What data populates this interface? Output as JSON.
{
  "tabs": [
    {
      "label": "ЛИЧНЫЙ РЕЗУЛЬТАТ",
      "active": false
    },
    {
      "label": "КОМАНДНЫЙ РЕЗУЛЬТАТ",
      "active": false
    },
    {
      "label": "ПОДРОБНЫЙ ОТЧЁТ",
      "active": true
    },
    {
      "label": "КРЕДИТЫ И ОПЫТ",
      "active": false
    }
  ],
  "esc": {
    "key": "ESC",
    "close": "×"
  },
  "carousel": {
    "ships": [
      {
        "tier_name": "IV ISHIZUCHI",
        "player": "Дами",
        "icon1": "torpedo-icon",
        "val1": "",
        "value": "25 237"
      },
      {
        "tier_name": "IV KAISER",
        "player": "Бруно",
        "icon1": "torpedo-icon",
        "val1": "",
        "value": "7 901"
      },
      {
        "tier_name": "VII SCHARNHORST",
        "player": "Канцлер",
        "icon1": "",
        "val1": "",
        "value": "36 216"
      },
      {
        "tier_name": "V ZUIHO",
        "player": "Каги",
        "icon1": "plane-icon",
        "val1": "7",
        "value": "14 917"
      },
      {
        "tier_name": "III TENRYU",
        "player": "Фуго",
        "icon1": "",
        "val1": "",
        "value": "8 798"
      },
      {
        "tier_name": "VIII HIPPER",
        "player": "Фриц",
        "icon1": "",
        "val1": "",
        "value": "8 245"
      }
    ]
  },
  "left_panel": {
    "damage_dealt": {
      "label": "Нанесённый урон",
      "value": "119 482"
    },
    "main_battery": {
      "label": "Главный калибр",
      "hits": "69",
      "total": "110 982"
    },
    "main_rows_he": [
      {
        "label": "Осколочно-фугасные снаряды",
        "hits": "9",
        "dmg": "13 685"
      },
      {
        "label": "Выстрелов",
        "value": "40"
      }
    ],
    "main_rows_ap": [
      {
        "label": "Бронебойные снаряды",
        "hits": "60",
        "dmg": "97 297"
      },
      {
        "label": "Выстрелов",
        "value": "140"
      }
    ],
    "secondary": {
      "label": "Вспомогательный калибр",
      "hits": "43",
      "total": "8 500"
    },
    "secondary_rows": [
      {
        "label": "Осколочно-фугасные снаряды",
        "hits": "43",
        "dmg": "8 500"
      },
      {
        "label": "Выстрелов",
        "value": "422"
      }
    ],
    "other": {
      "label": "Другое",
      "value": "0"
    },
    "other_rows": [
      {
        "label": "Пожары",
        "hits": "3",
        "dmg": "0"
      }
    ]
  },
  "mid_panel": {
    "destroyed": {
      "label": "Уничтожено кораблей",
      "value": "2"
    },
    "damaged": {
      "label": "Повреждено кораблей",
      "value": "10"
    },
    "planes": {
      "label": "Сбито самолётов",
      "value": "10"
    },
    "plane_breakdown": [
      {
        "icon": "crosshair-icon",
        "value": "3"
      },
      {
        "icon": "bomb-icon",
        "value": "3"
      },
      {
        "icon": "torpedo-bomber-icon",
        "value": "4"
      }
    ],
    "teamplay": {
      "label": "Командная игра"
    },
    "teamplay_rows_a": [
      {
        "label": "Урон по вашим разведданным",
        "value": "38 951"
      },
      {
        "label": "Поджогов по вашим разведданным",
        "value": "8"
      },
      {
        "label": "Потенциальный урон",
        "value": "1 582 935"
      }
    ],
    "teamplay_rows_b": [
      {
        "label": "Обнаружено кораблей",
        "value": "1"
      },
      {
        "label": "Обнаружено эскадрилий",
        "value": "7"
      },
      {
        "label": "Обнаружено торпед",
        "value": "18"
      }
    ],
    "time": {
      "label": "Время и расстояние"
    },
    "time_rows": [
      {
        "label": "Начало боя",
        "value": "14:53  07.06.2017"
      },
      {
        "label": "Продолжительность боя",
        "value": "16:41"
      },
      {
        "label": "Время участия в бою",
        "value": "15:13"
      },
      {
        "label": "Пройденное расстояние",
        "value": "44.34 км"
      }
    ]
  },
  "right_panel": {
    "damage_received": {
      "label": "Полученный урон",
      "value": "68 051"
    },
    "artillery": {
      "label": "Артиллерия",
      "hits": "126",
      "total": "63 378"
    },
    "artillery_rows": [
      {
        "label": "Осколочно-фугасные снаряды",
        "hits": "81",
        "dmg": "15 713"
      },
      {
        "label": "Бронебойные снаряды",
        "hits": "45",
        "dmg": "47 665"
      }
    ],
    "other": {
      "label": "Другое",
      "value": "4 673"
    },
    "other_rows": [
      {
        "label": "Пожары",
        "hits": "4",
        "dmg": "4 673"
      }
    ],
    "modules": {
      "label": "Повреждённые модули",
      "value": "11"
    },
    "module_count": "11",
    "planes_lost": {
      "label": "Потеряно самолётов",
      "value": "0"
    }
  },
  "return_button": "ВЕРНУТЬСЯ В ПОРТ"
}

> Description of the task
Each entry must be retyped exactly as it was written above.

> Result of the exercise
What data populates this interface? Output as JSON.
{
  "tabs": [
    {
      "label": "ЛИЧНЫЙ РЕЗУЛЬТАТ",
      "active": false
    },
    {
      "label": "КОМАНДНЫЙ РЕЗУЛЬТАТ",
      "active": false
    },
    {
      "label": "ПОДРОБНЫЙ ОТЧЁТ",
      "active": true
    },
    {
      "label": "КРЕДИТЫ И ОПЫТ",
      "active": false
    }
  ],
  "esc": {
    "key": "ESC",
    "close": "×"
  },
  "carousel": {
    "ships": [
      {
        "tier_name": "IV ISHIZUCHI",
        "player": "Дами",
        "icon1": "torpedo-icon",
        "val1": "",
        "value": "25 237"
      },
      {
        "tier_name": "IV KAISER",
        "player": "Бруно",
        "icon1": "torpedo-icon",
        "val1": "",
        "value": "7 901"
      },
      {
        "tier_name": "VII SCHARNHORST",
        "player": "Канцлер",
        "icon1": "",
        "val1": "",
        "value": "36 216"
      },
      {
        "tier_name": "V ZUIHO",
        "player": "Каги",
        "icon1": "plane-icon",
        "val1": "7",
        "value": "14 917"
      },
      {
        "tier_name": "III TENRYU",
        "player": "Фуго",
        "icon1": "",
        "val1": "",
        "value": "8 798"
      },
      {
        "tier_name": "VIII HIPPER",
        "player": "Фриц",
        "icon1": "",
        "val1": "",
        "value": "8 245"
      }
    ]
  },
  "left_panel": {
    "damage_dealt": {
      "label": "Нанесённый урон",
      "value": "119 482"
    },
    "main_battery": {
      "label": "Главный калибр",
      "hits": "69",
      "total": "110 982"
    },
    "main_rows_he": [
      {
        "label": "Осколочно-фугасные снаряды",
        "hits": "9",
        "dmg": "13 685"
      },
      {
        "label": "Выстрелов",
        "value": "40"
      }
    ],
    "main_rows_ap": [
      {
        "label": "Бронебойные снаряды",
        "hits": "60",
        "dmg": "97 297"
      },
      {
        "label": "Выстрелов",
        "value": "140"
      }
    ],
    "secondary": {
      "label": "Вспомогательный калибр",
      "hits": "43",
      "total": "8 500"
    },
    "secondary_rows": [
      {
        "label": "Осколочно-фугасные снаряды",
        "hits": "43",
        "dmg": "8 500"
      },
      {
        "label": "Выстрелов",
        "value": "422"
      }
    ],
    "other": {
      "label": "Другое",
      "value": "0"
    },
    "other_rows": [
      {
        "label": "Пожары",
        "hits": "3",
        "dmg": "0"
      }
    ]
  },
  "mid_panel": {
    "destroyed": {
      "label": "Уничтожено кораблей",
      "value": "2"
    },
    "damaged": {
      "label": "Повреждено кораблей",
      "value": "10"
    },
    "planes": {
      "label": "Сбито самолётов",
      "value": "10"
    },
    "plane_breakdown": [
      {
        "icon": "crosshair-icon",
        "value": "3"
      },
      {
        "icon": "bomb-icon",
        "value": "3"
      },
      {
        "icon": "torpedo-bomber-icon",
        "value": "4"
      }
    ],
    "teamplay": {
      "label": "Командная игра"
    },
    "teamplay_rows_a": [
      {
        "label": "Урон по вашим разведданным",
        "value": "38 951"
      },
      {
        "label": "Поджогов по вашим разведданным",
        "value": "8"
      },
      {
        "label": "Потенциальный урон",
        "value": "1 582 935"
      }
    ],
    "teamplay_rows_b": [
      {
        "label": "Обнаружено кораблей",
        "value": "1"
      },
      {
        "label": "Обнаружено эскадрилий",
        "value": "7"
      },
      {
        "label": "Обнаружено торпед",
        "value": "18"
      }
    ],
    "time": {
      "label": "Время и расстояние"
    },
    "time_rows": [
      {
        "label": "Начало боя",
        "value": "14:53  07.06.2017"
      },
      {
        "label": "Продолжительность боя",
        "value": "16:41"
      },
      {
        "label": "Время участия в бою",
        "value": "15:13"
      },
      {
        "label": "Пройденное расстояние",
        "value": "44.34 км"
      }
    ]
  },
  "right_panel": {
    "damage_received": {
      "label": "Полученный урон",
      "value": "68 051"
    },
    "artillery": {
      "label": "Артиллерия",
      "hits": "126",
      "total": "63 378"
    },
    "artillery_rows": [
      {
        "label": "Осколочно-фугасные снаряды",
        "hits": "81",
        "dmg": "15 713"
      },
      {
        "label": "Бронебойные снаряды",
        "hits": "45",
        "dmg": "47 665"
      }
    ],
    "other": {
      "label": "Другое",
      "value": "4 673"
    },
    "other_rows": [
      {
        "label": "Пожары",
        "hits": "4",
        "dmg": "4 673"
      }
    ],
    "modules": {
      "label": "Повреждённые модули",
      "value": "11"
    },
    "module_count": "11",
    "planes_lost": {
      "label": "Потеряно самолётов",
      "value": "0"
    }
  },
  "return_button": "ВЕРНУТЬСЯ В ПОРТ"
}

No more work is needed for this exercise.